> **Task instructions**: Copy each line of the records that holds the string "JSON".

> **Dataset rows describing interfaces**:
※ ※ ※

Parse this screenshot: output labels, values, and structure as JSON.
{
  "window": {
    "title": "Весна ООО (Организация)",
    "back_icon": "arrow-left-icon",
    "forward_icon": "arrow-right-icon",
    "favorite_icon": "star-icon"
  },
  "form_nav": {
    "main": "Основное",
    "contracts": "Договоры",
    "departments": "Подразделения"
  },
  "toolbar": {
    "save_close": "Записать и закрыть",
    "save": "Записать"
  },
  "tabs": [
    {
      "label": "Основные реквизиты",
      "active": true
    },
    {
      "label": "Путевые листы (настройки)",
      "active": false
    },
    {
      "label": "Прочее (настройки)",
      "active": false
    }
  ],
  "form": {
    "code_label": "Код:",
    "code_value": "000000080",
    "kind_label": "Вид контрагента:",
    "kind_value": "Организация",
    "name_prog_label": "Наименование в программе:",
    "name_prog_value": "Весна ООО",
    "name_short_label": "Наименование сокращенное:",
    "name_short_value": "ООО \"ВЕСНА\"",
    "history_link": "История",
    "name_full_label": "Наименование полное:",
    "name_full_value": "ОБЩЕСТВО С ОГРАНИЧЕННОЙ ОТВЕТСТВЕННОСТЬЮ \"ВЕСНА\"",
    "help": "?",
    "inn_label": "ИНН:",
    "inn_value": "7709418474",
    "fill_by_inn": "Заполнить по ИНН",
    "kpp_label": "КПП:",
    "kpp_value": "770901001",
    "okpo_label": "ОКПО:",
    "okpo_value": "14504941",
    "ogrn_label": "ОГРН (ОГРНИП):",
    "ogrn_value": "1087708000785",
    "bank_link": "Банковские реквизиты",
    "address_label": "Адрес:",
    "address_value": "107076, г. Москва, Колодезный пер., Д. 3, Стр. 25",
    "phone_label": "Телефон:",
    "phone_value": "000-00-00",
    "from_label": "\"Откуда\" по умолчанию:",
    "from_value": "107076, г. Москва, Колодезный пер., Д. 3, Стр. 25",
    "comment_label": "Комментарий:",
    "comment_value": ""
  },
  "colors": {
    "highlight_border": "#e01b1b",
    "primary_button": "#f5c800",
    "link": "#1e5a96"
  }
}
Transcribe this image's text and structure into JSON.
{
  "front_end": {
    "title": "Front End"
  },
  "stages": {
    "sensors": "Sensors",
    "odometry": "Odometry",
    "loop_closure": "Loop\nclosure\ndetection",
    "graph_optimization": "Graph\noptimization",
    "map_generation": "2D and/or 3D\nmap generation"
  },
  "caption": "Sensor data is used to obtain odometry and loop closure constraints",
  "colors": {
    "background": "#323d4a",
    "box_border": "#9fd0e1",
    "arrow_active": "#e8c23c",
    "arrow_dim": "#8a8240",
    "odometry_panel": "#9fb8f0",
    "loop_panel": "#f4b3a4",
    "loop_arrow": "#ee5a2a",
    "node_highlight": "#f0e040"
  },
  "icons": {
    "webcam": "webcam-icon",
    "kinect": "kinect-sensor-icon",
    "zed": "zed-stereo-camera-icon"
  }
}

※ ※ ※

> **Response area**:
Parse this screenshot: output labels, values, and structure as JSON.
Transcribe this image's text and structure into JSON.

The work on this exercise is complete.